- WHAT YOU WILL DO: Each line containing the string "title" should be copied out of the entries.

- MATERIAL FOR THIS TASK:
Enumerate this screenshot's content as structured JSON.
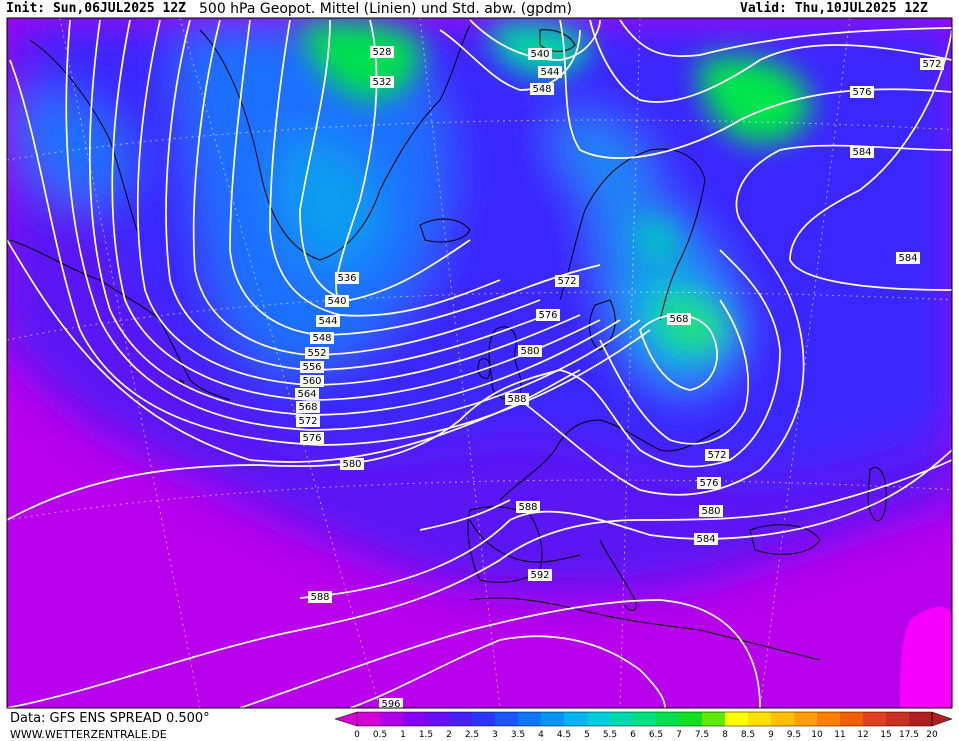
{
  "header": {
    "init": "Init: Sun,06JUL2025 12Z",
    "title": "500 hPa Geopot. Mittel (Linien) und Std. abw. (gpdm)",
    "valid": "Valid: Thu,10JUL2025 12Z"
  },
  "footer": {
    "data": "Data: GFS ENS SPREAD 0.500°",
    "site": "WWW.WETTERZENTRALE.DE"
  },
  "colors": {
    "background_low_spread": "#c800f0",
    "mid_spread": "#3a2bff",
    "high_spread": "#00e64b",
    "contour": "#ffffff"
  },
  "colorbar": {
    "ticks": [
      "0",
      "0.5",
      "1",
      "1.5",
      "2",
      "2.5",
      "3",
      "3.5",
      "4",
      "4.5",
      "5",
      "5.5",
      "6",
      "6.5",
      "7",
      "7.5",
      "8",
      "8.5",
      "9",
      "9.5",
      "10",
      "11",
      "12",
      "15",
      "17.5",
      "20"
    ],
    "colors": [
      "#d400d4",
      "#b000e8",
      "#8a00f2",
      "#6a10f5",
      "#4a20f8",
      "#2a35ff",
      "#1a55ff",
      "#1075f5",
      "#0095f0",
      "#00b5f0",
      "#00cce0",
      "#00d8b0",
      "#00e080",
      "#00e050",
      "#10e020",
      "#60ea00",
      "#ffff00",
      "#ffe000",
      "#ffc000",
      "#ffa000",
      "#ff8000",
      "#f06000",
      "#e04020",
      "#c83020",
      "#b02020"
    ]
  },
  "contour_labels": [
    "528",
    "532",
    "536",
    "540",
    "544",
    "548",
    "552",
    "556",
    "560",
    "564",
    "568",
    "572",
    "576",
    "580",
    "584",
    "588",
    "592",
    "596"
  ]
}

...

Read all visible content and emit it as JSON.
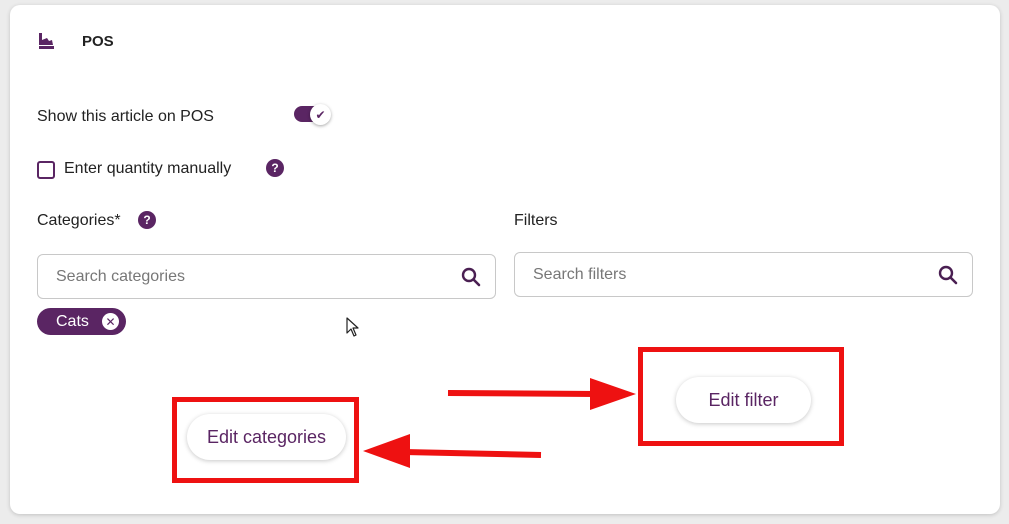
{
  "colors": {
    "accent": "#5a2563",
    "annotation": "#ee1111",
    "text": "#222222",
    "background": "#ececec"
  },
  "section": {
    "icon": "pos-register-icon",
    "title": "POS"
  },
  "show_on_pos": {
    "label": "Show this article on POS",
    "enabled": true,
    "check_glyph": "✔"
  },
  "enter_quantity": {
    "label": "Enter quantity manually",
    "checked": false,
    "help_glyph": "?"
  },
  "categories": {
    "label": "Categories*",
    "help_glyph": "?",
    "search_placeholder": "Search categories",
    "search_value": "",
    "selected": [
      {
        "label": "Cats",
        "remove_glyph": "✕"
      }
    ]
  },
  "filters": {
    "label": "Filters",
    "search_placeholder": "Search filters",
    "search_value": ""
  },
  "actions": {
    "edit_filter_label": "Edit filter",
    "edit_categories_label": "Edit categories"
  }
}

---

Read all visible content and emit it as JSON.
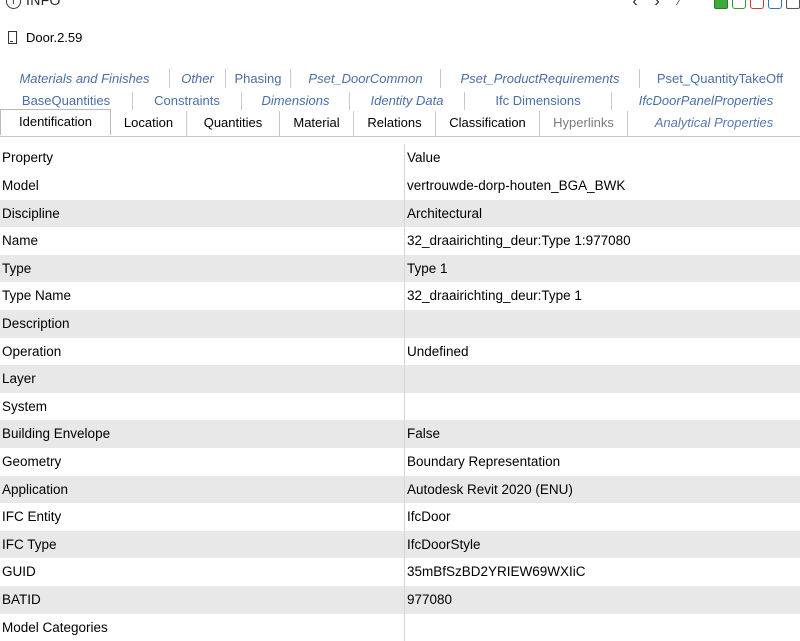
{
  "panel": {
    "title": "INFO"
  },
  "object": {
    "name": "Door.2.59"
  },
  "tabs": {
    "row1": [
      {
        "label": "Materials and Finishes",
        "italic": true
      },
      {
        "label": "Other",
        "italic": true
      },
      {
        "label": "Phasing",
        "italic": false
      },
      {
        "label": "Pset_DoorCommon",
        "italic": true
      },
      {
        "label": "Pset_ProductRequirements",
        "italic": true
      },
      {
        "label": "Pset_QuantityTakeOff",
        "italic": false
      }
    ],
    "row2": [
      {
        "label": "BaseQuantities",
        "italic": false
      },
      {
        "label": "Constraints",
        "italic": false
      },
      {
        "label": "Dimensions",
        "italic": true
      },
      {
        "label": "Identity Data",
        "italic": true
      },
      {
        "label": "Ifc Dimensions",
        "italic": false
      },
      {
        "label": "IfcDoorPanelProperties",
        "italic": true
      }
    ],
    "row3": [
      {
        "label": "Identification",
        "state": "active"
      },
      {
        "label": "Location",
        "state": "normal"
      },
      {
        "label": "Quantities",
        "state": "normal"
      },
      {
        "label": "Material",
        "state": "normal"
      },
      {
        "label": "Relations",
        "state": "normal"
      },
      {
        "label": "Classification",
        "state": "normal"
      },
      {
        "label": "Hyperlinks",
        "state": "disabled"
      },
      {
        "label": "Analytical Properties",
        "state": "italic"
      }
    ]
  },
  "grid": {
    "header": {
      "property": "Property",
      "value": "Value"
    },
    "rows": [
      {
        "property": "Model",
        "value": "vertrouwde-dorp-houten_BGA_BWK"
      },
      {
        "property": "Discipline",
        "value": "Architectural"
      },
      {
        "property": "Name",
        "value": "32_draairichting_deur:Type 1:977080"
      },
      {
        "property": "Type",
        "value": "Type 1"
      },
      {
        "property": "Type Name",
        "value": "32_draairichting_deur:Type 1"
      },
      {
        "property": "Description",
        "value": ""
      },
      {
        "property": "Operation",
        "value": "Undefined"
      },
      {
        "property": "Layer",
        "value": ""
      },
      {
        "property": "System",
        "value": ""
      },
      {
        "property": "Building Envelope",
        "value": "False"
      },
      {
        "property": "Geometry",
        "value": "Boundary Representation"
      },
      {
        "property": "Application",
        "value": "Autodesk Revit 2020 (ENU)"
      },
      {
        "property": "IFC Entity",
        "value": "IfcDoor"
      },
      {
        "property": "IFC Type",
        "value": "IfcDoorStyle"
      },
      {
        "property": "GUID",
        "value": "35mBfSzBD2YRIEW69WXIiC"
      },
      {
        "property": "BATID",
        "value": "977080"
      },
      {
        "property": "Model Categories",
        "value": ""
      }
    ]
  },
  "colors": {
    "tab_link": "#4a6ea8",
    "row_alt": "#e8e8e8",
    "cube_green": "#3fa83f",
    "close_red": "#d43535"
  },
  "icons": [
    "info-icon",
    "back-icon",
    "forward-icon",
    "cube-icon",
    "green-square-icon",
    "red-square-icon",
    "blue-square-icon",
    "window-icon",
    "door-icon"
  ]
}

- TASK ANSWER:
    "title": "500 hPa Geopot. Mittel (Linien) und Std. abw. (gpdm)",
    "title": "POS"
    "title": "INFO"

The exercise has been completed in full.